--- START ---

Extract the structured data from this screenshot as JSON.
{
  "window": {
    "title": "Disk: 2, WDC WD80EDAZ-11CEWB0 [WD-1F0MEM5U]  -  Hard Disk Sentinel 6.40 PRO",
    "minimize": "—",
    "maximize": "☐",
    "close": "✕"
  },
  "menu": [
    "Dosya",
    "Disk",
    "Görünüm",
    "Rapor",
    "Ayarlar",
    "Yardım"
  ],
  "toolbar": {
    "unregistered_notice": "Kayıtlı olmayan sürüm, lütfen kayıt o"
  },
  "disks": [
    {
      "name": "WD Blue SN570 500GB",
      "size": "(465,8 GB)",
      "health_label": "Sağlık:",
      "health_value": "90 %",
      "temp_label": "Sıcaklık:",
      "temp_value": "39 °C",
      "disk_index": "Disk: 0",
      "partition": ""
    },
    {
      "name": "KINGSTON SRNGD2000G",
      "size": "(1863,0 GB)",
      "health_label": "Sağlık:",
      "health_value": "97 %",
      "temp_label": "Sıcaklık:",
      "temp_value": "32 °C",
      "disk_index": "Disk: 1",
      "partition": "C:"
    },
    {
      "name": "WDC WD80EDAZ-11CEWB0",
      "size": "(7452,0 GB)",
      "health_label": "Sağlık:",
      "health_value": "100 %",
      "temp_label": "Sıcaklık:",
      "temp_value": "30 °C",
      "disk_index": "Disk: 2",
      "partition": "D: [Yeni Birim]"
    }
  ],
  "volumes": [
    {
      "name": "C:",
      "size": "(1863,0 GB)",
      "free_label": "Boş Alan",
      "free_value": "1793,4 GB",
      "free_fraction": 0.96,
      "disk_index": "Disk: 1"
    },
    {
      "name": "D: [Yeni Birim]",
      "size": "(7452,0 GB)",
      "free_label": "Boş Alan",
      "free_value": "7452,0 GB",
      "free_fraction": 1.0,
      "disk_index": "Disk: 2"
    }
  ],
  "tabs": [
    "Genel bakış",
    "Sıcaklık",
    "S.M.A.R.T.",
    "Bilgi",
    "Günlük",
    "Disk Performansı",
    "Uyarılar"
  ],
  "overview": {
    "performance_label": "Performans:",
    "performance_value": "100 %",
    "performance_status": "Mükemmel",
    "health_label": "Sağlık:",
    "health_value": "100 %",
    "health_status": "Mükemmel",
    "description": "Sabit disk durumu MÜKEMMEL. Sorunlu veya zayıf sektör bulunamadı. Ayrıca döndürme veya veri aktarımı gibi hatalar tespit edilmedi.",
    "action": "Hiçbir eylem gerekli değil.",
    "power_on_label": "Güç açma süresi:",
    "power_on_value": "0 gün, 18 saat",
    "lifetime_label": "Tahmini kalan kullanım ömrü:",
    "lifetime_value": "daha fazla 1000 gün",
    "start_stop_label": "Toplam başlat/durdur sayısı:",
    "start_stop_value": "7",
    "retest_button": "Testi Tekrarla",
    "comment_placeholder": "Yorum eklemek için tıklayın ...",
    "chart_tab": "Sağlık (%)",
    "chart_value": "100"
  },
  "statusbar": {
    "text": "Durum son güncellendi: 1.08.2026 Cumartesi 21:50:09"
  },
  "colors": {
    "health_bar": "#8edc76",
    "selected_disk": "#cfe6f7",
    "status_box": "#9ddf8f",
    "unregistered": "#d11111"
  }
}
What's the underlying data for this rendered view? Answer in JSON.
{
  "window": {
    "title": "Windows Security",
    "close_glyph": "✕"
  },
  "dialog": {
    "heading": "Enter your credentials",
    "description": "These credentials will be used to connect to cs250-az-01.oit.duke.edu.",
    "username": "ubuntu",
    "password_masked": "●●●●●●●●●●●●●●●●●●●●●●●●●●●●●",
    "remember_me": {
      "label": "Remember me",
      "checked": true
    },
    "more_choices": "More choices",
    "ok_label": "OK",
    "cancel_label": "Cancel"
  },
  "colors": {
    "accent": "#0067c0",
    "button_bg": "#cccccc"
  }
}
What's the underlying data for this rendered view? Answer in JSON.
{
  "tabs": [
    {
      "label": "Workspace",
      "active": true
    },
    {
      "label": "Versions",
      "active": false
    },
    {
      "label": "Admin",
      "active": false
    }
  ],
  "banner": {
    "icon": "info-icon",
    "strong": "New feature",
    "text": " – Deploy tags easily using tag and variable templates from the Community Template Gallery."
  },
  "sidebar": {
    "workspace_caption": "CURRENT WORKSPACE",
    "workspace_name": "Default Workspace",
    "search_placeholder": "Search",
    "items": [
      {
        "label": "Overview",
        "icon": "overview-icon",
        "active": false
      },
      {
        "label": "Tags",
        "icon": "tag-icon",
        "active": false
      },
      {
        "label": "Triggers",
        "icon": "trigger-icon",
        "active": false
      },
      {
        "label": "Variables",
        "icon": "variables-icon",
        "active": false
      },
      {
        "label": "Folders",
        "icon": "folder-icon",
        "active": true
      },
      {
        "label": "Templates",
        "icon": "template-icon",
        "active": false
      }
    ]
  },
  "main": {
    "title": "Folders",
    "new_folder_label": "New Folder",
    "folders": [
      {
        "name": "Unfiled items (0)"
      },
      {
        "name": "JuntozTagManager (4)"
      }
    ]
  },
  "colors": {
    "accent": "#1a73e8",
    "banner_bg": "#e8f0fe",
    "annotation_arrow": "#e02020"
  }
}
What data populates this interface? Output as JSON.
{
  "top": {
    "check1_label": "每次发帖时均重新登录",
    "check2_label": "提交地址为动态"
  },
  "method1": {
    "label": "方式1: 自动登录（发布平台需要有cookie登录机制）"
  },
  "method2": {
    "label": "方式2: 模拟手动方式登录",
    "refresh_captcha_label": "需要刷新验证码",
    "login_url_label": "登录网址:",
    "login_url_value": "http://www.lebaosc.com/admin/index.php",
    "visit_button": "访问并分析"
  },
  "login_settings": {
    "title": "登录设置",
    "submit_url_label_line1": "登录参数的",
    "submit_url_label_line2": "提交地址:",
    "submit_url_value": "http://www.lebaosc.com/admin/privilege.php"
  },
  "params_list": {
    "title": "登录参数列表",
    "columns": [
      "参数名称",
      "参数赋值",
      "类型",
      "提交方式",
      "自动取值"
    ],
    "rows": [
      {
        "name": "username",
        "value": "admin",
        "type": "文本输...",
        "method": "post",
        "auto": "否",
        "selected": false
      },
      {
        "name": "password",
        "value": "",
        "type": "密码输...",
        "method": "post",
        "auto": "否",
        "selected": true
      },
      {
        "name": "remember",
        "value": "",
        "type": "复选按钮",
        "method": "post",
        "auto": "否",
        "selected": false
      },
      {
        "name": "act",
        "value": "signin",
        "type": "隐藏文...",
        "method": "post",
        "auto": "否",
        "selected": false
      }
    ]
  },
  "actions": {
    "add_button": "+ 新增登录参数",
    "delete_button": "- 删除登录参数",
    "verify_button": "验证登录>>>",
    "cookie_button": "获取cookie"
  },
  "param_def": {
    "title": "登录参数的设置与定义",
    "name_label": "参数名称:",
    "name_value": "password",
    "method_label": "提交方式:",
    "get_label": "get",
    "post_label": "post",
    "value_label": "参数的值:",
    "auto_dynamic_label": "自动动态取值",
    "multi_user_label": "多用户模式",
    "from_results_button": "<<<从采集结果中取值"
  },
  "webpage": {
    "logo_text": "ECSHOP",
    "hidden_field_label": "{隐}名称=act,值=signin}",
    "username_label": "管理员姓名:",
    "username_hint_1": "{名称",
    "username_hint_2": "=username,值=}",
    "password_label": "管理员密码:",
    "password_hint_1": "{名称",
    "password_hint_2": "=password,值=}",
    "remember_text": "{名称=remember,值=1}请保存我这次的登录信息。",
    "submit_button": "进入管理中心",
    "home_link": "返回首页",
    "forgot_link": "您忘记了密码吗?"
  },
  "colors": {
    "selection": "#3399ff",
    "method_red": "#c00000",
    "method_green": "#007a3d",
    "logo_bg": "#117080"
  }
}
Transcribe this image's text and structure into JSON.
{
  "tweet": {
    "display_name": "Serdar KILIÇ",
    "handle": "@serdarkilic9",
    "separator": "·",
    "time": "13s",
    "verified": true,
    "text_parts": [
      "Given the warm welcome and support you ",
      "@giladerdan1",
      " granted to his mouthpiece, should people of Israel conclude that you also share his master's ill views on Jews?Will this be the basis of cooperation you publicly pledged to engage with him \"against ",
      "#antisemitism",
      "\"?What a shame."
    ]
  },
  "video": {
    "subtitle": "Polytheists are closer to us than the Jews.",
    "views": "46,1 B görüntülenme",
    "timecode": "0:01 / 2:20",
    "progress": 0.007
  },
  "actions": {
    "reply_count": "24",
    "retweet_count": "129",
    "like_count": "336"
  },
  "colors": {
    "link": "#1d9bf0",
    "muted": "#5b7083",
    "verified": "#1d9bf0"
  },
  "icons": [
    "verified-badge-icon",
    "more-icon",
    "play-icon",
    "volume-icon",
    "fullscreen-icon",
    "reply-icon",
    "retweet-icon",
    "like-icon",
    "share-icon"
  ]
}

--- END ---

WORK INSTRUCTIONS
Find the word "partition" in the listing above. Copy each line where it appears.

TASK RESPONSE
      "partition": ""
      "partition": "C:"
      "partition": "D: [Yeni Birim]"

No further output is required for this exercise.